The direct light from the linear light sources that bounces off from diffuse and specular surfaces, or which is scattered by the atmosphere, acts a seconday (area and volumetric) light source. Since the average albedo in our Rama model is about 0.1, this secondary light source contributes for about 10% of the direct light, which cannot be neglected (on the other hand, the contribution of indirect light is 1% after 3 bounces, 0.1% after 4 bounces, etc, so we can neglect these contributions).

Thus our goal here is to compute the indirect light from the light source L to the eye E after exactly two bounces on a diffuse surface D, on a specular surface S, or by a volume V (e.g. the atmosphere). This gives 9 possible types of path, such as LDDE, LVDE, etc. Here we neglect the paths of type LSDE (caustics on surfaces), LSVE (caustics in volumes) and LSSE (specular reflection of a specular reflection) for simplicity (also we believe that their contribution is small, because the cylindrical sea represents only 20% of the total surface). This leaves 6 other types of paths, that we examine in the following sections.

4 Results

The final result and the contributions from each type of light path is shown below, for a single light source:

Figure 1: LE paths LDE paths LSE paths LVE path LDDE and LVDE paths LDSE and LVSE paths LDVE and LVVE paths All paths.

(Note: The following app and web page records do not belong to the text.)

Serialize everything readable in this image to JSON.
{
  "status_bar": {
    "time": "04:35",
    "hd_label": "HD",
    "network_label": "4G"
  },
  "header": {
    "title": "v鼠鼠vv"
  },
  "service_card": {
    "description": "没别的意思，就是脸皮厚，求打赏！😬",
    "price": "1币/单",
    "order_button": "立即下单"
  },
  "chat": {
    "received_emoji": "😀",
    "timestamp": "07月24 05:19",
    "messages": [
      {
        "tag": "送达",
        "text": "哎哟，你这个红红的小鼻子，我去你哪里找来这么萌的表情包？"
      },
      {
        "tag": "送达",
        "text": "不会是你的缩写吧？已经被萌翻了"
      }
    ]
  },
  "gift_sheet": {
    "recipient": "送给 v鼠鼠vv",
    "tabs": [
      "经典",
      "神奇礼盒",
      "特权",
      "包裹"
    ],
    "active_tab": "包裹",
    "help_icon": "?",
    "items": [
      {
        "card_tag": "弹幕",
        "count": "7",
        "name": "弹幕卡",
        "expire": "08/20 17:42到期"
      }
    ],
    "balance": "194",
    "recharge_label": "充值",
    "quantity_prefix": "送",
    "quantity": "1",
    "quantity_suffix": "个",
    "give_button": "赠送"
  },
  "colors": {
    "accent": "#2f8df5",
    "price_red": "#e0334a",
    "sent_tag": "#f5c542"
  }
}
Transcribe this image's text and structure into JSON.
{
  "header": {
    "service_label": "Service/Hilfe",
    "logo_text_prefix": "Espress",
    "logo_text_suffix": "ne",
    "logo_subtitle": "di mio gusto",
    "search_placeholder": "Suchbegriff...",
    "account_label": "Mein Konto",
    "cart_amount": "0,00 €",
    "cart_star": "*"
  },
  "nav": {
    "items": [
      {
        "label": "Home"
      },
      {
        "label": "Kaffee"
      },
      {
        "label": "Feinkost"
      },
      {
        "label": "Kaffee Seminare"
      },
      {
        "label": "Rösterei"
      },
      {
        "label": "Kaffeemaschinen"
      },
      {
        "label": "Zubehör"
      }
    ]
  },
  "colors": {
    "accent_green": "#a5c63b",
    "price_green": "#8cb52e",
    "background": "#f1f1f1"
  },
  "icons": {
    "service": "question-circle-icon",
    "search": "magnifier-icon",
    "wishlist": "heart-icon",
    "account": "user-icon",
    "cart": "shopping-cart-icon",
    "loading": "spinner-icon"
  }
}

and for the 6 linear light sources (using a smaller exposure):

Figure 2: LE paths LDE paths LSE paths LVE path LDDE and LVDE paths LDSE and LVSE paths LDVE and LVVE paths All paths.

5 Demo

Our low resolution Rama model is available as a 3D mesh in OBJ file format. It has about 136.000 vertices and 273.000 triangles. The texture contains the physical albedo values (multiplied by 255 to be stored in 8 bits).

We also provide a real-time demo where the user can navigate in Rama with a helicopter-like vehicle, and view each light path contribution separately or combined with others, for a single or six linear source(s), and with or without ground textures (see the screenshot below). The demo provides a precompiled binary for Windows, as well as the full source code and a simple Makefile.

Figure 3: Screenshot of the real-time Rama demo.